|Estimates of Wisconsin’s Veterans Population|
|Total number of veterans living in Wisconsin – 2013||413,723|
|Total number of wartime veterans living in Wisconsin||300,424|
|Total number of peacetime veterans living in Wisconsin||113,298|
|Total number of Male veterans living in Wisconsin||380,094|
|Total number of Women veterans living in Wisconsin||33,629|
|World War I veterans||0|
|World War II Era veterans||21,747|
|Korean War Era veterans||35,496|
|Veterans of the Vietnam War Era (Feb. 21, 1961 – May 8, 1975)||140,064|
|Veterans of the Persian Gulf War Era (Aug. 2, 1990 – )||111,209|
|Gulf War, Deployed||10,400|
|Iraq and Afghanistan Wars, Deployed||33,904|
Wisconsin has some excellent resources for veterans who need legal help.

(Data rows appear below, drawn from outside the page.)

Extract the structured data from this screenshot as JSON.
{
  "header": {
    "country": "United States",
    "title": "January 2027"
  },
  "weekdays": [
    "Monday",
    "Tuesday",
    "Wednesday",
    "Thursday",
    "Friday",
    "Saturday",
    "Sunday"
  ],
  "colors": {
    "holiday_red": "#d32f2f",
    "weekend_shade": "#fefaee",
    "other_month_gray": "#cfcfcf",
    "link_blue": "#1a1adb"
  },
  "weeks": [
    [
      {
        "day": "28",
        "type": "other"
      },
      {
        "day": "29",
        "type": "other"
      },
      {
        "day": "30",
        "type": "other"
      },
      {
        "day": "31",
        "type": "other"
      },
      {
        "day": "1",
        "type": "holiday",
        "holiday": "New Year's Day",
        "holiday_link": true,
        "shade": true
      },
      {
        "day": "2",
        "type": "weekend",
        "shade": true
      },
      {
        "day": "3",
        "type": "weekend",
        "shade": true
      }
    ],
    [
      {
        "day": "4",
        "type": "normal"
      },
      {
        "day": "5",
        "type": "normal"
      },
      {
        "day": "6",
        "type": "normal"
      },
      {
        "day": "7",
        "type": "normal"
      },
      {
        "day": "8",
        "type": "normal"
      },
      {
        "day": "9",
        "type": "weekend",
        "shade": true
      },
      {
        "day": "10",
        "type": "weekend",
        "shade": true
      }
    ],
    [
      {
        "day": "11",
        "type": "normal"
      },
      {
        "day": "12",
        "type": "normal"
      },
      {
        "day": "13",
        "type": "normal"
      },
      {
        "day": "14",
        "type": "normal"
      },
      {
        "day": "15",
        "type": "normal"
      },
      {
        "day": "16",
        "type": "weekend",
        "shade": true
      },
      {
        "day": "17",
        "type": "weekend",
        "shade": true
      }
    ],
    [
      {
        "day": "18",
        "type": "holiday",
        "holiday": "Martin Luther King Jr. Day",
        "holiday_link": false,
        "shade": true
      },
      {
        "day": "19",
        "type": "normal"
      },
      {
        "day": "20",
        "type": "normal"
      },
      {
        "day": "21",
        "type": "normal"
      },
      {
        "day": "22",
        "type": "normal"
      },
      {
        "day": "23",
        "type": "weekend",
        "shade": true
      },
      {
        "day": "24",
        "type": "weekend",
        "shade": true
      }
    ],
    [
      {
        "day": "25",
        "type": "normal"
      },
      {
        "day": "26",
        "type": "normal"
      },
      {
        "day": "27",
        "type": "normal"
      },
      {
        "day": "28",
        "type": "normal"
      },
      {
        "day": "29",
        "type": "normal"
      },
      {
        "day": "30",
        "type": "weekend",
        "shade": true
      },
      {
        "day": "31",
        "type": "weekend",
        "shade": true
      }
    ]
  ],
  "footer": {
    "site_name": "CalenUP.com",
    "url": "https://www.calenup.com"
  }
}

A number of the legal aid organizations funded by the Legal Services Corporation and the Wisconsin Trust Account Foundation serve veterans. There are also a number of special projects that were created to meet some of the legal needs veterans face. For example, a collaboration between Legal Action of Wisconsin and the Center for Veterans Issues assists veterans at risk of homelessness through a grant provided by the Veterans Administration. Other programs also provide legal assistance, including the Marquette Volunteer Legal Clinic’s work with veterans at the Milwaukee County Veterans Service Office, the University of Wisconsin Law School’s Veterans Law Center in Dane County. Volunteers like the Veterans Legal Support Group of Milwaukee County and local volunteers in Wausau and Racine have also created special projects to help veterans with a range of issues. The Staff Judge Advocate for the Wisconsin National Guard also provides some assistance to servicemembers and veterans.
Still, there is broad agreement that more should be done. The Commission’s new veterans working group is an effort to define those next steps and seek broad agreement on how to make them a reality for our state’s veterans.